» **TASK PROMPT**
For each line in the data below that has the word "cookies", copy that line.
*** Block opens ***
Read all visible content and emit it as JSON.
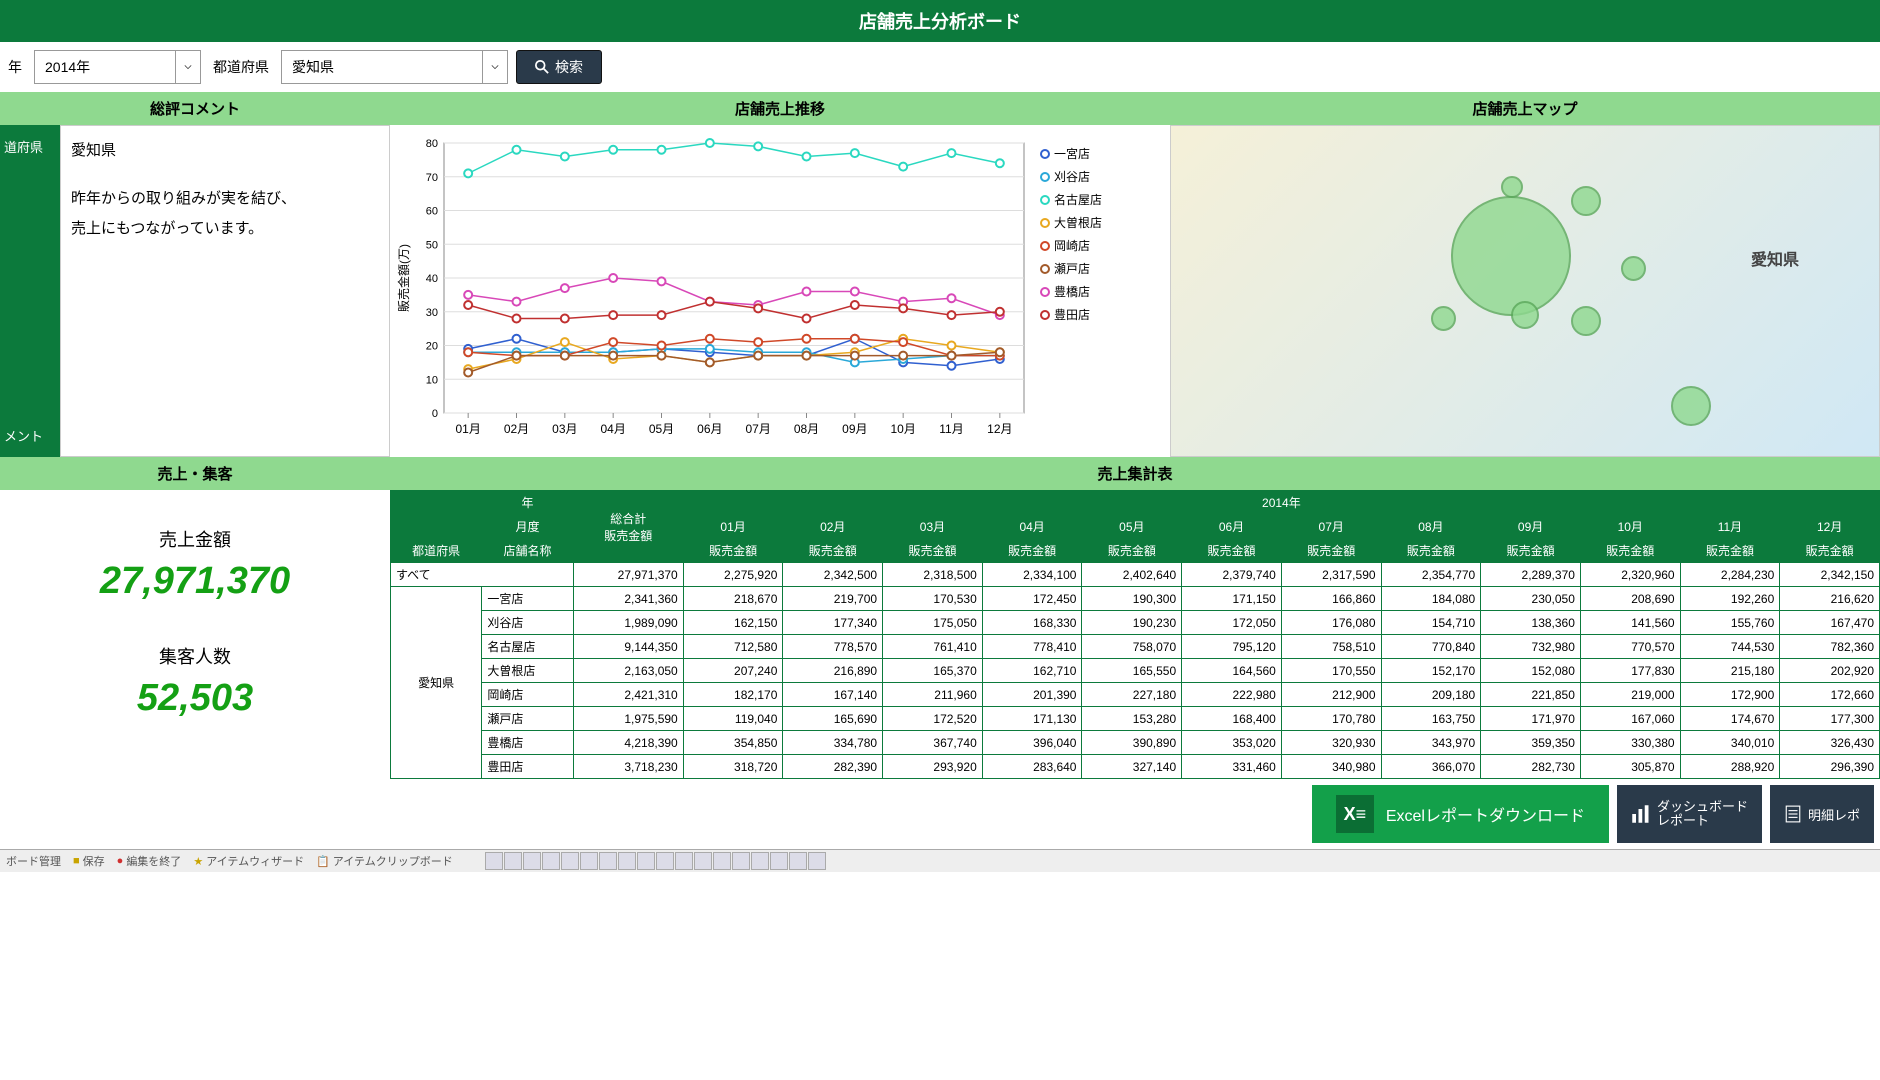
{
  "header": {
    "title": "店舗売上分析ボード"
  },
  "filters": {
    "year_label_suffix": "年",
    "year_value": "2014年",
    "pref_label": "都道府県",
    "pref_value": "愛知県",
    "search_label": "検索"
  },
  "sections": {
    "comment": "総評コメント",
    "trend": "店舗売上推移",
    "map": "店舗売上マップ",
    "kpi": "売上・集客",
    "table": "売上集計表"
  },
  "comment_side": {
    "top": "道府県",
    "bottom": "メント"
  },
  "comment": {
    "pref": "愛知県",
    "line1": "昨年からの取り組みが実を結び、",
    "line2": "売上にもつながっています。"
  },
  "chart_data": {
    "type": "line",
    "xlabel": "",
    "ylabel": "販売金額(万)",
    "ylim": [
      0,
      80
    ],
    "categories": [
      "01月",
      "02月",
      "03月",
      "04月",
      "05月",
      "06月",
      "07月",
      "08月",
      "09月",
      "10月",
      "11月",
      "12月"
    ],
    "series": [
      {
        "name": "一宮店",
        "color": "#3060d0",
        "values": [
          19,
          22,
          18,
          18,
          19,
          18,
          17,
          17,
          22,
          15,
          14,
          16
        ]
      },
      {
        "name": "刈谷店",
        "color": "#2aa8d8",
        "values": [
          18,
          18,
          18,
          18,
          19,
          19,
          18,
          18,
          15,
          16,
          17,
          17
        ]
      },
      {
        "name": "名古屋店",
        "color": "#2ad8c0",
        "values": [
          71,
          78,
          76,
          78,
          78,
          80,
          79,
          76,
          77,
          73,
          77,
          74
        ]
      },
      {
        "name": "大曽根店",
        "color": "#e8a820",
        "values": [
          13,
          16,
          21,
          16,
          17,
          15,
          17,
          17,
          18,
          22,
          20,
          18
        ]
      },
      {
        "name": "岡崎店",
        "color": "#d04828",
        "values": [
          18,
          17,
          17,
          21,
          20,
          22,
          21,
          22,
          22,
          21,
          17,
          17
        ]
      },
      {
        "name": "瀬戸店",
        "color": "#a25a2a",
        "values": [
          12,
          17,
          17,
          17,
          17,
          15,
          17,
          17,
          17,
          17,
          17,
          18
        ]
      },
      {
        "name": "豊橋店",
        "color": "#d848b8",
        "values": [
          35,
          33,
          37,
          40,
          39,
          33,
          32,
          36,
          36,
          33,
          34,
          29
        ]
      },
      {
        "name": "豊田店",
        "color": "#c03030",
        "values": [
          32,
          28,
          28,
          29,
          29,
          33,
          31,
          28,
          32,
          31,
          29,
          30
        ]
      }
    ]
  },
  "map": {
    "region_label": "愛知県"
  },
  "kpi": {
    "sales_label": "売上金額",
    "sales_value": "27,971,370",
    "customers_label": "集客人数",
    "customers_value": "52,503"
  },
  "table": {
    "header_year": "年",
    "header_month": "月度",
    "header_total": "総合計",
    "header_pref": "都道府県",
    "header_store": "店舗名称",
    "header_amount": "販売金額",
    "header_year_value": "2014年",
    "months": [
      "01月",
      "02月",
      "03月",
      "04月",
      "05月",
      "06月",
      "07月",
      "08月",
      "09月",
      "10月",
      "11月",
      "12月"
    ],
    "pref": "愛知県",
    "all_label": "すべて",
    "rows": [
      {
        "store": "すべて",
        "total": "27,971,370",
        "m": [
          "2,275,920",
          "2,342,500",
          "2,318,500",
          "2,334,100",
          "2,402,640",
          "2,379,740",
          "2,317,590",
          "2,354,770",
          "2,289,370",
          "2,320,960",
          "2,284,230",
          "2,342,150"
        ]
      },
      {
        "store": "一宮店",
        "total": "2,341,360",
        "m": [
          "218,670",
          "219,700",
          "170,530",
          "172,450",
          "190,300",
          "171,150",
          "166,860",
          "184,080",
          "230,050",
          "208,690",
          "192,260",
          "216,620"
        ]
      },
      {
        "store": "刈谷店",
        "total": "1,989,090",
        "m": [
          "162,150",
          "177,340",
          "175,050",
          "168,330",
          "190,230",
          "172,050",
          "176,080",
          "154,710",
          "138,360",
          "141,560",
          "155,760",
          "167,470"
        ]
      },
      {
        "store": "名古屋店",
        "total": "9,144,350",
        "m": [
          "712,580",
          "778,570",
          "761,410",
          "778,410",
          "758,070",
          "795,120",
          "758,510",
          "770,840",
          "732,980",
          "770,570",
          "744,530",
          "782,360"
        ]
      },
      {
        "store": "大曽根店",
        "total": "2,163,050",
        "m": [
          "207,240",
          "216,890",
          "165,370",
          "162,710",
          "165,550",
          "164,560",
          "170,550",
          "152,170",
          "152,080",
          "177,830",
          "215,180",
          "202,920"
        ]
      },
      {
        "store": "岡崎店",
        "total": "2,421,310",
        "m": [
          "182,170",
          "167,140",
          "211,960",
          "201,390",
          "227,180",
          "222,980",
          "212,900",
          "209,180",
          "221,850",
          "219,000",
          "172,900",
          "172,660"
        ]
      },
      {
        "store": "瀬戸店",
        "total": "1,975,590",
        "m": [
          "119,040",
          "165,690",
          "172,520",
          "171,130",
          "153,280",
          "168,400",
          "170,780",
          "163,750",
          "171,970",
          "167,060",
          "174,670",
          "177,300"
        ]
      },
      {
        "store": "豊橋店",
        "total": "4,218,390",
        "m": [
          "354,850",
          "334,780",
          "367,740",
          "396,040",
          "390,890",
          "353,020",
          "320,930",
          "343,970",
          "359,350",
          "330,380",
          "340,010",
          "326,430"
        ]
      },
      {
        "store": "豊田店",
        "total": "3,718,230",
        "m": [
          "318,720",
          "282,390",
          "293,920",
          "283,640",
          "327,140",
          "331,460",
          "340,980",
          "366,070",
          "282,730",
          "305,870",
          "288,920",
          "296,390"
        ]
      }
    ]
  },
  "footer": {
    "excel": "Excelレポートダウンロード",
    "dash_report_l1": "ダッシュボード",
    "dash_report_l2": "レポート",
    "detail_report": "明細レポ"
  },
  "statusbar": {
    "item1": "ボード管理",
    "item2": "保存",
    "item3": "編集を終了",
    "item4": "アイテムウィザード",
    "item5": "アイテムクリップボード"
  }
}
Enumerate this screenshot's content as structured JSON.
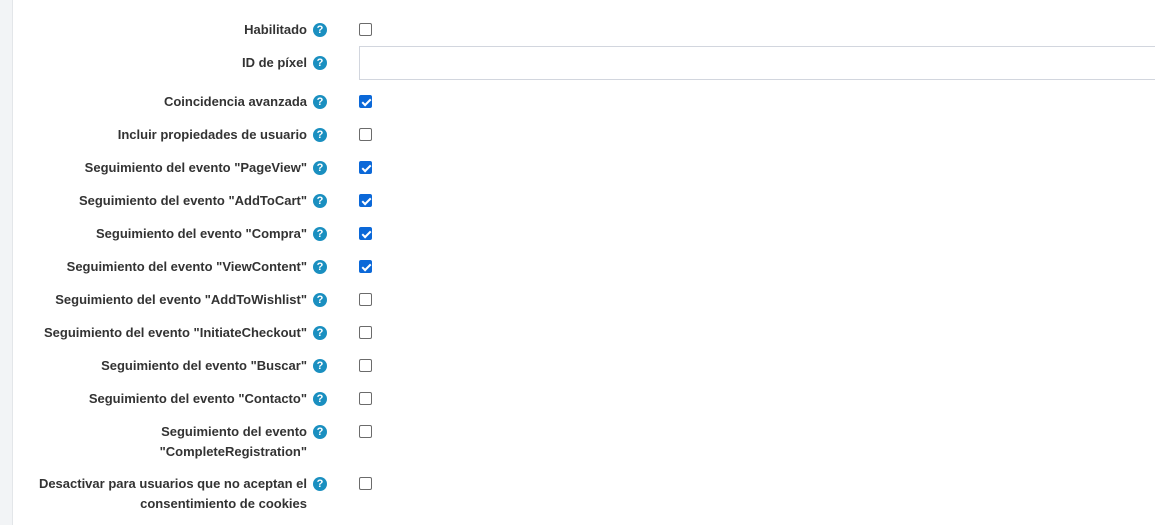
{
  "fields": {
    "habilitado": {
      "label": "Habilitado",
      "checked": false
    },
    "pixel_id": {
      "label": "ID de píxel",
      "value": "",
      "placeholder": ""
    },
    "coincidencia": {
      "label": "Coincidencia avanzada",
      "checked": true
    },
    "propiedades": {
      "label": "Incluir propiedades de usuario",
      "checked": false
    },
    "pageview": {
      "label": "Seguimiento del evento \"PageView\"",
      "checked": true
    },
    "addtocart": {
      "label": "Seguimiento del evento \"AddToCart\"",
      "checked": true
    },
    "compra": {
      "label": "Seguimiento del evento \"Compra\"",
      "checked": true
    },
    "viewcontent": {
      "label": "Seguimiento del evento \"ViewContent\"",
      "checked": true
    },
    "addtowishlist": {
      "label": "Seguimiento del evento \"AddToWishlist\"",
      "checked": false
    },
    "initiatecheckout": {
      "label": "Seguimiento del evento \"InitiateCheckout\"",
      "checked": false
    },
    "buscar": {
      "label": "Seguimiento del evento \"Buscar\"",
      "checked": false
    },
    "contacto": {
      "label": "Seguimiento del evento \"Contacto\"",
      "checked": false
    },
    "completeregistration": {
      "label_line1": "Seguimiento del evento",
      "label_line2": "\"CompleteRegistration\"",
      "checked": false
    },
    "cookies": {
      "label_line1": "Desactivar para usuarios que no aceptan el",
      "label_line2": "consentimiento de cookies",
      "checked": false
    }
  },
  "help_glyph": "?",
  "icons": {
    "help": "question-circle-icon"
  },
  "colors": {
    "help_icon": "#1a8fc0",
    "checkbox_checked": "#0b68d8"
  }
}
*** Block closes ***
» **EXERCISE RESULT**
    "cookies": {
      "label_line2": "consentimiento de cookies",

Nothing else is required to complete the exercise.